When Natalie Salvino, her spouse and two children came to the Shuswap from the Lower Mainland in 2016, the move held such promise.
They liked the area and found a place in Blind Bay. Her husband worked out of town while she took care of their home and children. The hope was to have a hobby farm one day.
Now, everything has changed. She and her spouse split up. She needed to find a place she could afford quickly and ended up in an older, one-bedroom house heated with wood in a “really rural” area of the South Shuswap.
Her children are 14 and five. Child support is entangled in a legal struggle.
Although Salvino has been working at a book store for more than a year, a job she loves, she took a medical leave recently.
Stress has taken its toll on her health. She will receive 55 per cent of her income on leave.
“I can barely manage living on minimum wage, that was really hard. But now I have no idea.”
School has been difficult for her son. She was getting a call about once a week to come and pick him up.
Then there have been the typical monthly colds. Although her employer was understanding, having to keep leaving work to look after him was problematic.
Her home is within the boundaries for Carlin school, but she was not able to find child care in the South Shuswap.
She says the only way she was able to go cross-boundary for a school closer to child-care facilities was to request French Immersion – not really a good fit for her or her son.
It was decided half days would work better for him. Currently he attends after-school care from 2 p.m. at $300 per month, a price she has trouble affording.
Now she must find and finance care for a longer day.
She says the bottom line is she would make more money on social assistance than working at a minimum wage job when child care and rent are factored in.
One option: “Stay at home, quit my job, let him go to Carlin and pick him up every day.”
She added: “I don’t want to go on assistance…I’ve had to go to the church for food and I’m working full-time. There are no extras and no fun, so what’s the point.”
She said during her hunt for accommodation closer to Salmon Arm, “I think the average I see for a two-bedroom is $1,700. I saw a one-bedroom yesterday for $1,400. There’s a two-bedroom in Canoe for $1,600.”
Although a subsidy is available to low-income earners, she says the cap used to calculate it is well below the actual cost of renting.
Food costs are high and, where she lives now, she must shell out a lot for gas. And heat.
“I just went through $100 of wood in seven days. I don’t know how I’m going to heat the house, I don’t know how I’m doing it anymore.”
Salvino sees other women with more than one child looking for two-bedroom accommodation.

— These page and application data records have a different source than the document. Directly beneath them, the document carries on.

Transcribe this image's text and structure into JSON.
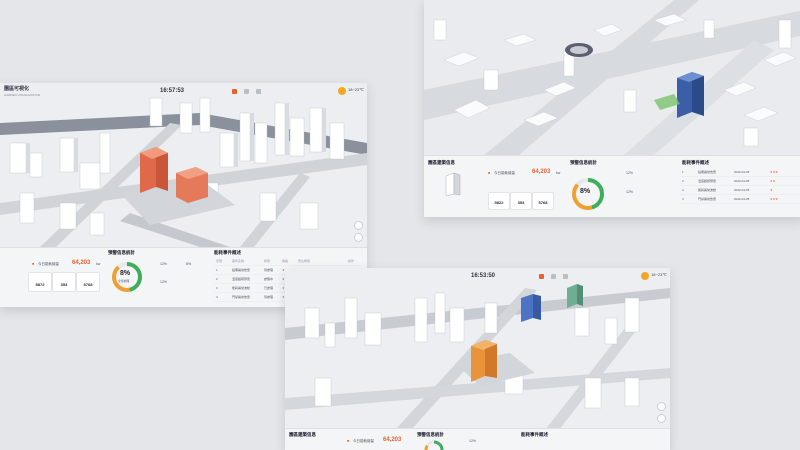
{
  "colors": {
    "accent": "#e8622c",
    "donut_green": "#3fae5b",
    "donut_orange": "#f0a030",
    "bg": "#e4e6e9"
  },
  "panel_left": {
    "title": "園區可視化",
    "subtitle": "GARDEN VISUALIZATION",
    "clock": "16:57:53",
    "weather": "18~23℃",
    "bottom": {
      "stats_title": "今日能耗總量",
      "stats_value": "64,203",
      "stats_unit": "kw",
      "stat_values": [
        "5872",
        "353",
        "5768"
      ],
      "alarm_title": "預警信息統計",
      "donut_pct": "8%",
      "donut_label": "全部處理",
      "pct_top": "12%",
      "pct_bottom": "12%",
      "pct_right": "8%",
      "table_title": "能耗事件概述",
      "table_headers": [
        "序號",
        "事件名稱",
        "狀態",
        "等級",
        "發生時間",
        "操作"
      ],
      "table_rows": [
        [
          "1",
          "設備異常告警",
          "待處理",
          "★★★",
          "2022-04-05 11:20",
          "查看"
        ],
        [
          "2",
          "溫度超標預警",
          "處理中",
          "★★",
          "2022-04-05 11:18",
          "查看"
        ],
        [
          "3",
          "能耗異常波動",
          "已處理",
          "★",
          "2022-04-05 11:09",
          "查看"
        ],
        [
          "4",
          "門禁異常告警",
          "待處理",
          "★★★",
          "2022-04-05 10:59",
          "查看"
        ]
      ]
    }
  },
  "panel_right": {
    "bottom": {
      "building_title": "園區建築信息",
      "stats_title": "今日能耗總量",
      "stats_value": "64,203",
      "stats_unit": "kw",
      "stat_values": [
        "5822",
        "353",
        "5768"
      ],
      "alarm_title": "預警信息統計",
      "donut_pct": "8%",
      "donut_label": "全部處理",
      "pct_top": "12%",
      "pct_bottom": "12%",
      "table_title": "能耗事件概述",
      "table_rows": [
        [
          "1",
          "設備異常告警",
          "2022-04-05",
          "★★★"
        ],
        [
          "2",
          "溫度超標預警",
          "2022-04-05",
          "★★"
        ],
        [
          "3",
          "能耗異常波動",
          "2022-04-05",
          "★"
        ],
        [
          "4",
          "門禁異常告警",
          "2022-04-05",
          "★★★"
        ]
      ]
    }
  },
  "panel_bottom": {
    "clock": "16:53:50",
    "weather": "18~23℃",
    "bottom": {
      "building_title": "園區建築信息",
      "stats_title": "今日能耗總量",
      "stats_value": "64,203",
      "alarm_title": "預警信息統計",
      "pct_top": "12%",
      "table_title": "能耗事件概述"
    }
  }
}
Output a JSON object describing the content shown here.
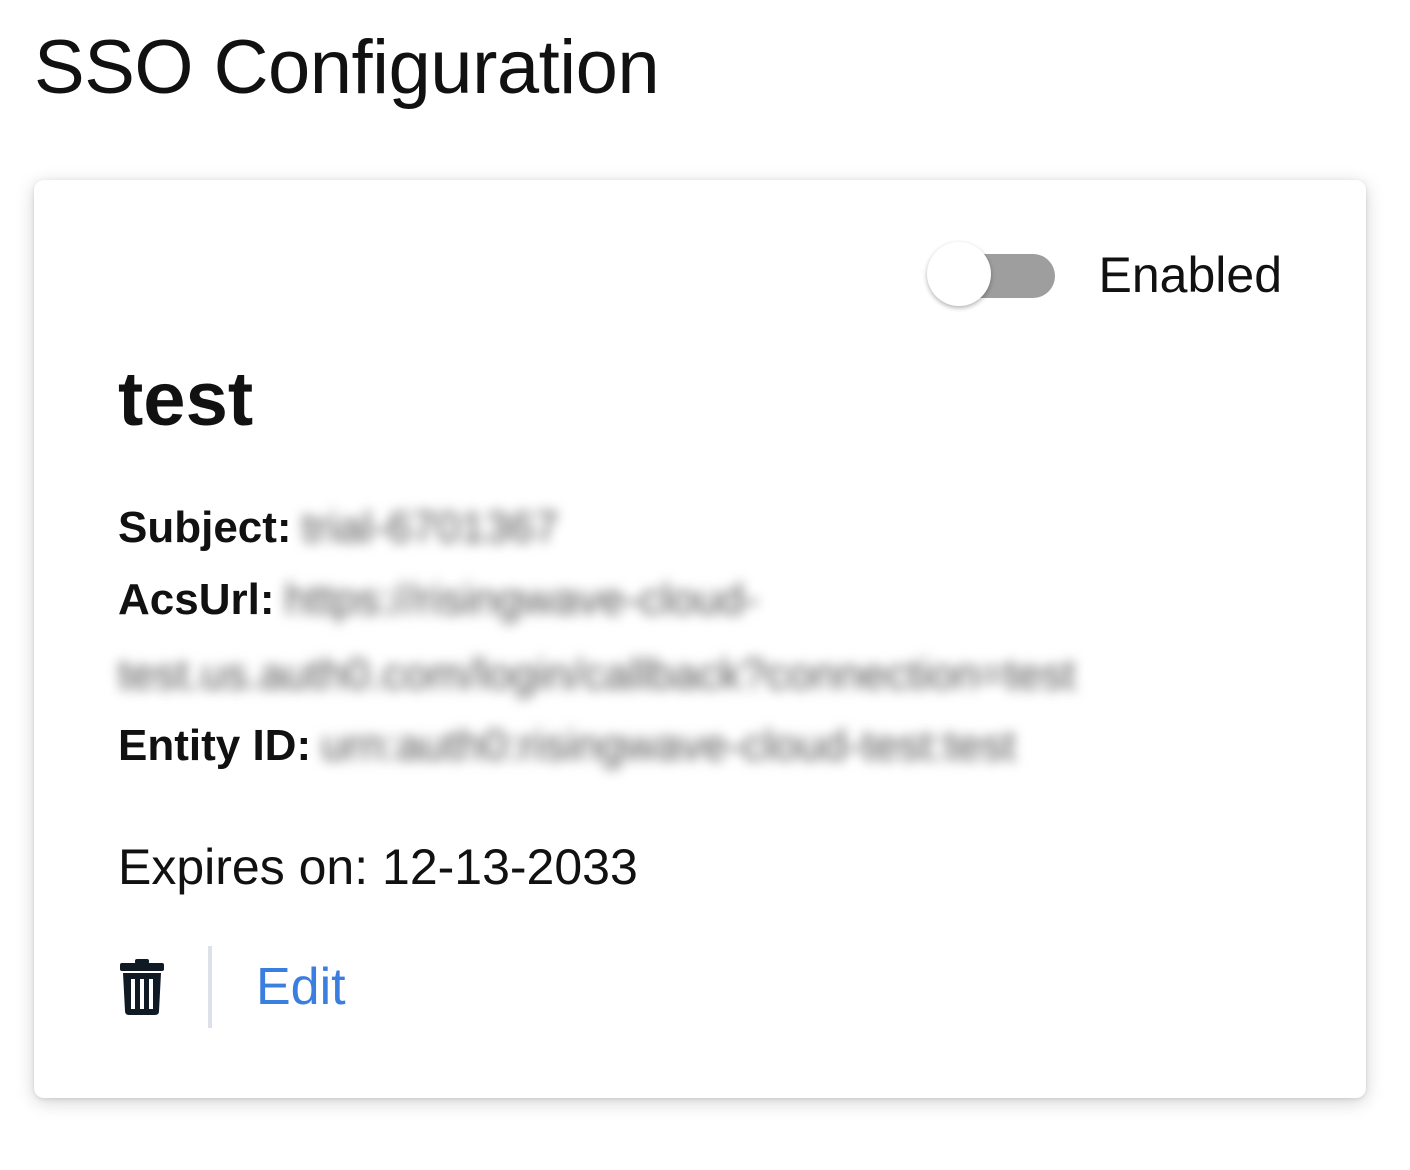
{
  "page": {
    "title": "SSO Configuration"
  },
  "card": {
    "toggle": {
      "label": "Enabled",
      "state": "off",
      "track_color": "#9e9e9e"
    },
    "name": "test",
    "fields": {
      "subject_label": "Subject:",
      "subject_value": "trial-6701367",
      "acs_url_label": "AcsUrl:",
      "acs_url_value_line1": "https://risingwave-cloud-",
      "acs_url_value_line2": "test.us.auth0.com/login/callback?connection=test",
      "entity_id_label": "Entity ID:",
      "entity_id_value": "urn:auth0:risingwave-cloud-test:test"
    },
    "expires": "Expires on: 12-13-2033",
    "actions": {
      "delete_icon": "trash-icon",
      "edit_label": "Edit",
      "link_color": "#3a7ee0"
    }
  }
}
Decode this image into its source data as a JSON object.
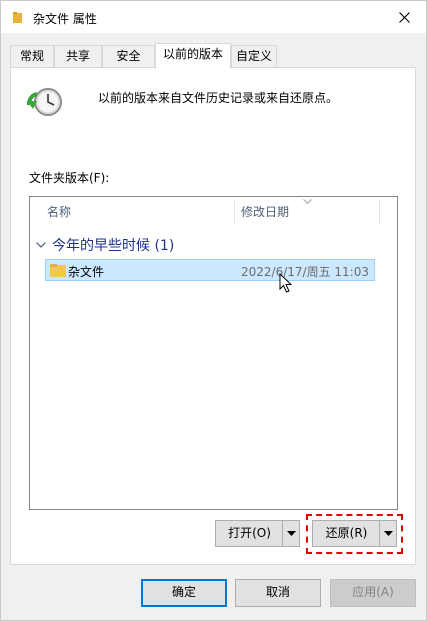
{
  "window": {
    "title": "杂文件 属性"
  },
  "tabs": [
    {
      "label": "常规"
    },
    {
      "label": "共享"
    },
    {
      "label": "安全"
    },
    {
      "label": "以前的版本"
    },
    {
      "label": "自定义"
    }
  ],
  "description": "以前的版本来自文件历史记录或来自还原点。",
  "list": {
    "label": "文件夹版本(F):",
    "columns": [
      {
        "label": "名称"
      },
      {
        "label": "修改日期"
      }
    ],
    "group": {
      "label": "今年的早些时候 (1)"
    },
    "rows": [
      {
        "name": "杂文件",
        "date": "2022/6/17/周五 11:03"
      }
    ]
  },
  "buttons": {
    "open": "打开(O)",
    "restore": "还原(R)",
    "ok": "确定",
    "cancel": "取消",
    "apply": "应用(A)"
  },
  "colors": {
    "selection": "#cce8ff",
    "highlight_dashed": "#e00000",
    "group_text": "#1e3287"
  }
}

“We’re all looking for places that are going to take children; we’re not worthy of that, we know there is not going to be a place for us…I’m not sure how society expects that to work.”
Patrice LeBlanc has lived in Salmon Arm for 11 years and owns her home, but home ownership has not produced financial security.
She has two children, ages 12 and 15.
Since childhood, LeBlanc has suffered from mental illnesses including attention deficit disorder, depression and memory issues.
She is able to work at part-time jobs, so she earns money as a substitute newspaper carrier as well as pet sitting and dog walking.
Her partner died when her youngest was 13 months old.
She receives a survivor benefit and child tax benefits, but making ends meet isn’t easy.
“It’s a real struggle sometimes. It’s extremely stressful when you don’t know if you’ll have enough money to pay all the bills, if you’ll have a place to live, and you’re struggling to give the kids what they need.
“If it wasn’t for the food bank I don’t know what we’d do. Especially teenagers, you want to put decent food on their plate.”
LeBlanc says her total expenses to maintain the house are about $1,950 per month, but that doesn’t include costs such as groceries, a vehicle or anything needed by her kids.
Although she has a tenant, her total income doesn’t reach $2,500 some months.
LeBlanc expresses gratitude for help such as sports programs and camps subsidized for low-income families in the community. She’s also pleased to see the low-income housing being built.
One positive to her family’s situation is her children have earned money themselves and have seen the value of things, she says. Also, when money for outings is scarce, sometimes they just spend time together.
But she would like to see a greater investment in people, beginning in childhood. It would include early supports for mental health issues such as better access to counselling.
“Myself, I can’t work full-time because of my mental challenges. I was on a wait list for counselling, but I basically gave up on that,” she said.
“It’s easy to say people should pull themselves up by their bootstraps…Sometimes that’s more of a challenge than they realize.
“It’s a night-and-day kind of thing.”
Which leaves her in a financially precarious position.
“I have to get more income coming in. If I don’t, I’ll eventually lose the house.”